#### THE RECORDS ####
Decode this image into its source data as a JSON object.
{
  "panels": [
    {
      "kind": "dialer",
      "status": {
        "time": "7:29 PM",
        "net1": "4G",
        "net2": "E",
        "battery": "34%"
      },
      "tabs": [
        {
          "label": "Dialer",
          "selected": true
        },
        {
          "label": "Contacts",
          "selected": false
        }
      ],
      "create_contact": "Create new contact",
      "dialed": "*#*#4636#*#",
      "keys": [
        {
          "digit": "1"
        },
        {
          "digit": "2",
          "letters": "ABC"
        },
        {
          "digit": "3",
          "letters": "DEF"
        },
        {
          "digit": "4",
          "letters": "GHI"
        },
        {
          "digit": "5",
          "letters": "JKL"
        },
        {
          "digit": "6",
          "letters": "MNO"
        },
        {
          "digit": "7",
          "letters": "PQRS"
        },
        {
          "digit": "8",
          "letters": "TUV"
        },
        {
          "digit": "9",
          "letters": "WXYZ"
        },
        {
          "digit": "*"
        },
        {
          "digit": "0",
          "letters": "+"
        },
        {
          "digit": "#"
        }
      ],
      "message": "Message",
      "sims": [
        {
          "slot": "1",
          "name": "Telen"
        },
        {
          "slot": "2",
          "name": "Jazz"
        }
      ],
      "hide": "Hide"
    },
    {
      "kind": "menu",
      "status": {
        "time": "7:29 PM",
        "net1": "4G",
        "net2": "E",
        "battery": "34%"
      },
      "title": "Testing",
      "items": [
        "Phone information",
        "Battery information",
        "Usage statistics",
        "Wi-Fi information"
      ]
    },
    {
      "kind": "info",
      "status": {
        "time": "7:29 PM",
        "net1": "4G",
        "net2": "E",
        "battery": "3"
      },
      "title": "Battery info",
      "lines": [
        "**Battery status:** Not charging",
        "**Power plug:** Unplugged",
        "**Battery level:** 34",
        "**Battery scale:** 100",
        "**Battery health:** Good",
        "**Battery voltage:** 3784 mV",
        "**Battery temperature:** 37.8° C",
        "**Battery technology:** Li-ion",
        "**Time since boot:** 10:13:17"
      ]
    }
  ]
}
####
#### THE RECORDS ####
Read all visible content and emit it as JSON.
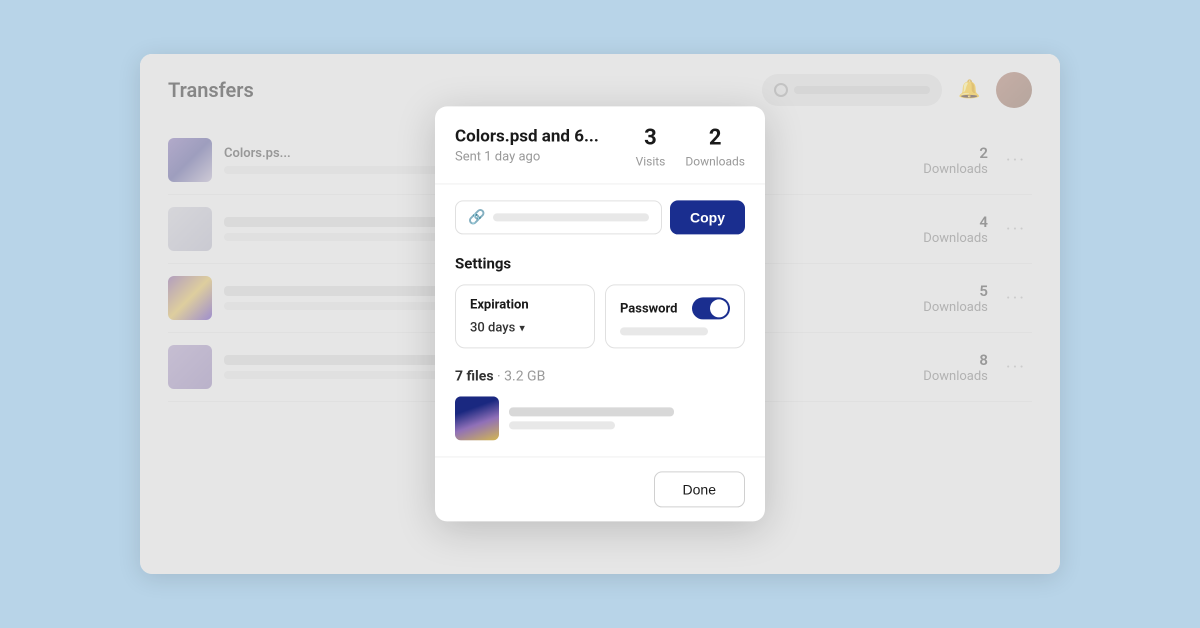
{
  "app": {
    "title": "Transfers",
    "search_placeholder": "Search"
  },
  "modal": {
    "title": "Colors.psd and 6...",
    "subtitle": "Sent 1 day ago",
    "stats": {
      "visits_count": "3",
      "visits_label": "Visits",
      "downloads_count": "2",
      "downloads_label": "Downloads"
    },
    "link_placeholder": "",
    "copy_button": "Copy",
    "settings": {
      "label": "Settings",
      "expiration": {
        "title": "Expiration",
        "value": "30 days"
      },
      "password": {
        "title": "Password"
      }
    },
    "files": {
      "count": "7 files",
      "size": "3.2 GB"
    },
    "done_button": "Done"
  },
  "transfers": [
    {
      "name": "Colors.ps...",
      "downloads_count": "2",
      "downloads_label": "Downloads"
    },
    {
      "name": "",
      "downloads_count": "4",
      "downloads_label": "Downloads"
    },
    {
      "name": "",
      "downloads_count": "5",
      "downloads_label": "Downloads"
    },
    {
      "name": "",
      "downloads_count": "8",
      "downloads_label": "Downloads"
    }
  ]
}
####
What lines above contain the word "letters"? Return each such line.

## EXPECTED OUTPUT
          "letters": "ABC"
          "letters": "DEF"
          "letters": "GHI"
          "letters": "JKL"
          "letters": "MNO"
          "letters": "PQRS"
          "letters": "TUV"
          "letters": "WXYZ"
          "letters": "+"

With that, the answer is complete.